15. Diffusion Equation • But J varies with x and t: or • Combining this with Fick’s First law, we get the diffusion eqution: J(x) J(x+dx) x x+dx

16. Two Solutions to the Diffusion Eqn. • Solutions depend on initial conditions • Narrow band of c at time zero • See Figure D3.7 for step gradient initial condition c Time 0 – very sharply peaked x x=0 c x x=0

17. Two complications due to Particle Interactions • Excluded volume: particles occupy some volume • Concentration dependence of f: Combining these results in: Note: If c is expressed as a volume fraction, F (with ) then for spheres A = 8 and A’ = 6.5

18. Why not always work at very low c? • Some systems are only interesting, or interact, at higher c • Need a probe to measure c(x,t): light, radioactive tracer, fluorescence, etc., and need some threshold signal to detect • Some molecules fall apart at very low c – or even denature – e.g. myosin, hemoglobin

19. Temperature and Solvent Effects • Remember with both T (K) and η varying with temperature; η varies about 2% per oC for water near 20oC • With a solvent that includes salts (changing viscosity) we have • Also, remember that for equivalent sphere f=6phR, with R = hydrodynamic radius, including hydration

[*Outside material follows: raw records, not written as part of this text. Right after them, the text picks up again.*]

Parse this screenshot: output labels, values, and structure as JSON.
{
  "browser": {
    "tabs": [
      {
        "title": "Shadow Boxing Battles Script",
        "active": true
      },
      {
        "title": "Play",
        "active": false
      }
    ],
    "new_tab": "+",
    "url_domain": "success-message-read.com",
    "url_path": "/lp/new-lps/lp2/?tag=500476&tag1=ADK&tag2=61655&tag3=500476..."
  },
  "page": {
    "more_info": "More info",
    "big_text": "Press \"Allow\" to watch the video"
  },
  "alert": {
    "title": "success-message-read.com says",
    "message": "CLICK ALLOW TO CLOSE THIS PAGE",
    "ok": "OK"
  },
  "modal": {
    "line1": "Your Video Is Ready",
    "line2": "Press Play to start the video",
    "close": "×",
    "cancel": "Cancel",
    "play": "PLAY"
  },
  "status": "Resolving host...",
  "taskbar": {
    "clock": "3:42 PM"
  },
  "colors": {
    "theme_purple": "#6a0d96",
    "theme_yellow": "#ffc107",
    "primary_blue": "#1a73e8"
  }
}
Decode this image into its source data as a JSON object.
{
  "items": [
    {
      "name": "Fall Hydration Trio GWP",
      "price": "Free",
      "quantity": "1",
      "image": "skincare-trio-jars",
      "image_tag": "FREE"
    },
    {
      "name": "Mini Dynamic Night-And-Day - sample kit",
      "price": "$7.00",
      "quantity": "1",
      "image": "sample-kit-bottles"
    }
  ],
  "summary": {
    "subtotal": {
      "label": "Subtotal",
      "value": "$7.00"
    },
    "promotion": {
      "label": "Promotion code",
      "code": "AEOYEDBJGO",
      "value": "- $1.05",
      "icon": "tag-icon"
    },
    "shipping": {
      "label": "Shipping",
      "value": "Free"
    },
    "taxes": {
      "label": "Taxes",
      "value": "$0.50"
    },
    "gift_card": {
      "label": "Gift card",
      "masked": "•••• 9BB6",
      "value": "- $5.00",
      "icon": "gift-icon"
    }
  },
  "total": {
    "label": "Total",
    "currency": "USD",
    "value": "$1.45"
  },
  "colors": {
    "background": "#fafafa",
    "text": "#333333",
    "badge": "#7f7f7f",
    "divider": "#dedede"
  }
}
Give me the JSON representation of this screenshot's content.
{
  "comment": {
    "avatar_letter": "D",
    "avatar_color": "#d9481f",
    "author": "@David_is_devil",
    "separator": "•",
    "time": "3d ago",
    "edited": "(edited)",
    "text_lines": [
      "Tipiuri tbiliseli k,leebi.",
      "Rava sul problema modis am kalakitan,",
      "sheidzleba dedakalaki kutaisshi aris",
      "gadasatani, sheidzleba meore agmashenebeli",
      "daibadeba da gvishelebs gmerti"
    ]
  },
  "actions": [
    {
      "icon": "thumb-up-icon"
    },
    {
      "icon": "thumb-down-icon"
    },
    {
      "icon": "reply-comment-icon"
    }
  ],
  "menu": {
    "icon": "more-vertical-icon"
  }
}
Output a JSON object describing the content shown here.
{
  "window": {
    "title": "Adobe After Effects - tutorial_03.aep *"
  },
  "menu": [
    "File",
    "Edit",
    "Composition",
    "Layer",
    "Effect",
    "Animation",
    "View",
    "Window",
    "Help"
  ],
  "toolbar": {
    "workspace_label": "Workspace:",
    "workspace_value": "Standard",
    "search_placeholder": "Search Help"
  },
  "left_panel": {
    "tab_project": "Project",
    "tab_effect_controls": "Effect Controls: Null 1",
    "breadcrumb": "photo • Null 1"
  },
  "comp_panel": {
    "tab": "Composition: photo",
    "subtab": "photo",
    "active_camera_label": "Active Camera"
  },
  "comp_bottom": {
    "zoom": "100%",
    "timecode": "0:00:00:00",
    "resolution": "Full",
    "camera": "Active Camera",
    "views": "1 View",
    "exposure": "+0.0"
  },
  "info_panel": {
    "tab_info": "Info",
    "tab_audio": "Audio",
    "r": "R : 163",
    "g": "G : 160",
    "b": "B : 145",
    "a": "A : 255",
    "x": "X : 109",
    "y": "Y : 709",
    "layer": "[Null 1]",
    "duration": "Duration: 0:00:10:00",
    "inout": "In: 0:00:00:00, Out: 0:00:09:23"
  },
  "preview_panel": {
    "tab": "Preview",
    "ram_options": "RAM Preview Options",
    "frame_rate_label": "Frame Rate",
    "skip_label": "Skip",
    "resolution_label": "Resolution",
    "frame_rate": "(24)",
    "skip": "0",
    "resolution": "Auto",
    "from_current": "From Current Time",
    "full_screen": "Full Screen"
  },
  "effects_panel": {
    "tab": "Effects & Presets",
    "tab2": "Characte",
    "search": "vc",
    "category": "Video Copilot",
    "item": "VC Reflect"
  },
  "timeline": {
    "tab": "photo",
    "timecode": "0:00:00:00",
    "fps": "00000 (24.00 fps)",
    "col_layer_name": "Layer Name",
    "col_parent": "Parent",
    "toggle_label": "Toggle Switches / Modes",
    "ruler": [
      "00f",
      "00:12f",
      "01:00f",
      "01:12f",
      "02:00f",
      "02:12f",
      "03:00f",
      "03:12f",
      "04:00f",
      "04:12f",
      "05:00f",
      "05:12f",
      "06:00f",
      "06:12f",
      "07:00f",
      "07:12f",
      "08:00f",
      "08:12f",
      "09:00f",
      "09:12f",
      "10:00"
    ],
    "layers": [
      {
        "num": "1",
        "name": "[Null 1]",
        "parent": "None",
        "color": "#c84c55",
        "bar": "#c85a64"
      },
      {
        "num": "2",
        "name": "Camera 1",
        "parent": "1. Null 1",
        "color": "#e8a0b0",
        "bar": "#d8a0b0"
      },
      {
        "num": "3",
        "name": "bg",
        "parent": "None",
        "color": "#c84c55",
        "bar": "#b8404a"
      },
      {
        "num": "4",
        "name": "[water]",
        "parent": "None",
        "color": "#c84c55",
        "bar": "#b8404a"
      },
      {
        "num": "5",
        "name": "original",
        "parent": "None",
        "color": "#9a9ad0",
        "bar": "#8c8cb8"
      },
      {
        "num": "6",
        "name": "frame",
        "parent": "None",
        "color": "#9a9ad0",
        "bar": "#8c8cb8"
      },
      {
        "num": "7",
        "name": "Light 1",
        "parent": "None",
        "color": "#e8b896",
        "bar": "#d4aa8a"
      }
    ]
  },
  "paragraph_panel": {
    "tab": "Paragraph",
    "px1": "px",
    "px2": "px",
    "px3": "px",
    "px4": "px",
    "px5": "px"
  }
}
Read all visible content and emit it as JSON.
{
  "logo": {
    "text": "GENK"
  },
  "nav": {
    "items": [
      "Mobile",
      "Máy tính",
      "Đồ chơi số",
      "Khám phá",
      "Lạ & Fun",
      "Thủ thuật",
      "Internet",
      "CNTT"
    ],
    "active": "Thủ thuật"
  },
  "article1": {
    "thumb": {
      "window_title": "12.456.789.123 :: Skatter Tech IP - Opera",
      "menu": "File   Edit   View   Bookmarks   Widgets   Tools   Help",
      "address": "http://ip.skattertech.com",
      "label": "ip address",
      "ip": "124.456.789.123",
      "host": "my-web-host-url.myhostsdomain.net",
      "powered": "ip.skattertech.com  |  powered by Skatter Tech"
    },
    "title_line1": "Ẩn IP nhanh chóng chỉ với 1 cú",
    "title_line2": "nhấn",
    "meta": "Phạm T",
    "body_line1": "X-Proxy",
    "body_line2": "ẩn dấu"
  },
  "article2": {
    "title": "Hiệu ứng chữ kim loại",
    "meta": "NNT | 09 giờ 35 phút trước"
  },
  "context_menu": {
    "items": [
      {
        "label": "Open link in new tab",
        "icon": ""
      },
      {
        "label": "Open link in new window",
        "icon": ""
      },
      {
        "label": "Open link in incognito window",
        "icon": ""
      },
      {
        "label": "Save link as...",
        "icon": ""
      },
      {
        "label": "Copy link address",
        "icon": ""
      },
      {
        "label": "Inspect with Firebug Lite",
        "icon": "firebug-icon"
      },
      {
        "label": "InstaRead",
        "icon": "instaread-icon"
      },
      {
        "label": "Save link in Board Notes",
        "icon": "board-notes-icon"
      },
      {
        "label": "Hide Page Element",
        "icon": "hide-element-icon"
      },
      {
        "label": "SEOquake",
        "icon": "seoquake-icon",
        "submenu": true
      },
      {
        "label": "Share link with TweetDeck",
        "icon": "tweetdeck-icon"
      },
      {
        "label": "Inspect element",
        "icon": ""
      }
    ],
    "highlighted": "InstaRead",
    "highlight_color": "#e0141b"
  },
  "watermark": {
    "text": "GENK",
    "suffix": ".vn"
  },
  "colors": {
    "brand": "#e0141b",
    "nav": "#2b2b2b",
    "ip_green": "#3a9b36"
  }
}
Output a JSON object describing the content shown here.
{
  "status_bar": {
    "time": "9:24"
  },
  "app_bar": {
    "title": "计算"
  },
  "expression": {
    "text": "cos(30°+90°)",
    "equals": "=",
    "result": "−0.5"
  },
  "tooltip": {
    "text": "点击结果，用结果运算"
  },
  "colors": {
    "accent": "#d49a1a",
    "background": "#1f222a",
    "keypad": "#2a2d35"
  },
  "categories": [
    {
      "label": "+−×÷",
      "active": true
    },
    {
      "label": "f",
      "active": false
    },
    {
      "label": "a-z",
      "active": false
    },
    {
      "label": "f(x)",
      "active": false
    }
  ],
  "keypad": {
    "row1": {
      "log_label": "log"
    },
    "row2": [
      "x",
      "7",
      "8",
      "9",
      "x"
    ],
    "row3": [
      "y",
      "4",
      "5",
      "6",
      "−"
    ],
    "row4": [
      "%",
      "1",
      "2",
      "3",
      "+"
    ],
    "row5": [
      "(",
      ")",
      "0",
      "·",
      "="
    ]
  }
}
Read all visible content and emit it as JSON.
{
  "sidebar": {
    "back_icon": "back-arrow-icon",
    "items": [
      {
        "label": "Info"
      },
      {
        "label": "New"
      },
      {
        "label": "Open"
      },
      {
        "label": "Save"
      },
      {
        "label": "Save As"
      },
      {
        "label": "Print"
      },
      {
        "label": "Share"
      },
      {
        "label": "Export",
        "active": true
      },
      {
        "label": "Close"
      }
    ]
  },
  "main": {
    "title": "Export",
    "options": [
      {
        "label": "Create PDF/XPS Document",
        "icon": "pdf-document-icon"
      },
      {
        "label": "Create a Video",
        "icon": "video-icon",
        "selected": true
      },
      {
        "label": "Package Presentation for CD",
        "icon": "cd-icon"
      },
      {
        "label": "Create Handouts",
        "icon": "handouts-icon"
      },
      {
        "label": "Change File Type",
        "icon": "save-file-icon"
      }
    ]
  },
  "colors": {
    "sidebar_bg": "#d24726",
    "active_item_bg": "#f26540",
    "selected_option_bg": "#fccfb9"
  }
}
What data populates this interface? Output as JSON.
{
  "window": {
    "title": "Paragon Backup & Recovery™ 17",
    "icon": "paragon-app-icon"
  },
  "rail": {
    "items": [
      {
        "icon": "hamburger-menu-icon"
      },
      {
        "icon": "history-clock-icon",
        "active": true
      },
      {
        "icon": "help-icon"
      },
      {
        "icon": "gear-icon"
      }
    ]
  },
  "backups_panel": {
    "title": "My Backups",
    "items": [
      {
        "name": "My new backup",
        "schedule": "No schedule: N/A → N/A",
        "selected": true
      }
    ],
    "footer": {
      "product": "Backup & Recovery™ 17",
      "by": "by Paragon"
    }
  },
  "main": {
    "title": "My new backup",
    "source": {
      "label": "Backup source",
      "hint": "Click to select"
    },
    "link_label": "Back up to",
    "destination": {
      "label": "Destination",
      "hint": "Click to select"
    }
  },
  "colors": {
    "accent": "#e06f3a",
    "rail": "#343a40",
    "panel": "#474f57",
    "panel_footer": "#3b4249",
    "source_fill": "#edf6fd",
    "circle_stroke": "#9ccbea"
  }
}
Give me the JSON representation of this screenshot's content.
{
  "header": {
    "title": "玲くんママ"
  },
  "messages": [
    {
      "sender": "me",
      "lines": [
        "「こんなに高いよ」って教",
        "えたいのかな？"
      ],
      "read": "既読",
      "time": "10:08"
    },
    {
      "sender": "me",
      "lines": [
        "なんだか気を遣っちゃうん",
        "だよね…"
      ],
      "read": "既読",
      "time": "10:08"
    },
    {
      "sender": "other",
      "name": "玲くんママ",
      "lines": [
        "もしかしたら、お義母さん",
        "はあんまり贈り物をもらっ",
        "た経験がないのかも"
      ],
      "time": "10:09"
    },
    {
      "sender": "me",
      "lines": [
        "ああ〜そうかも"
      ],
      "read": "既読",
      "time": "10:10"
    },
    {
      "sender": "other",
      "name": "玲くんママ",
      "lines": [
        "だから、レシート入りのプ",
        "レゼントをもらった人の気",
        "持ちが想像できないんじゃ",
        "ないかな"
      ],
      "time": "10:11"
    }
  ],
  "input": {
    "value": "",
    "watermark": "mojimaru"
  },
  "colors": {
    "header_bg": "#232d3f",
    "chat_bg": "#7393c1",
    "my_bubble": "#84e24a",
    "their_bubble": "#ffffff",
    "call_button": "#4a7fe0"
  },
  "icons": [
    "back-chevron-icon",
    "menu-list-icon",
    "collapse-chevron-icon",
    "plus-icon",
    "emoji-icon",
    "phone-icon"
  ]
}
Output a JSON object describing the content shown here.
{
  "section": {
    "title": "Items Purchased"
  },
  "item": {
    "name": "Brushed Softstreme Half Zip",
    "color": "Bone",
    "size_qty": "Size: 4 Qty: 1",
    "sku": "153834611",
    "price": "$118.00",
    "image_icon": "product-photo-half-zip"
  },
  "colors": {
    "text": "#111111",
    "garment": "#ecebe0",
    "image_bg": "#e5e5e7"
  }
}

20. How to Measure D • Spreading Boundary Method – used in ultracentrifuge (see Figure D3.7 again) • FRAP (Fluorescence Recovery After Photobleaching) – • DLS (Dynamic Light Scattering) – more later • NMR (Nuclear Magnetic Resonance) – for small molecules only – later Typical D values are ~10-7 cm2/s for small proteins to ~10-9 cm2/s for large ones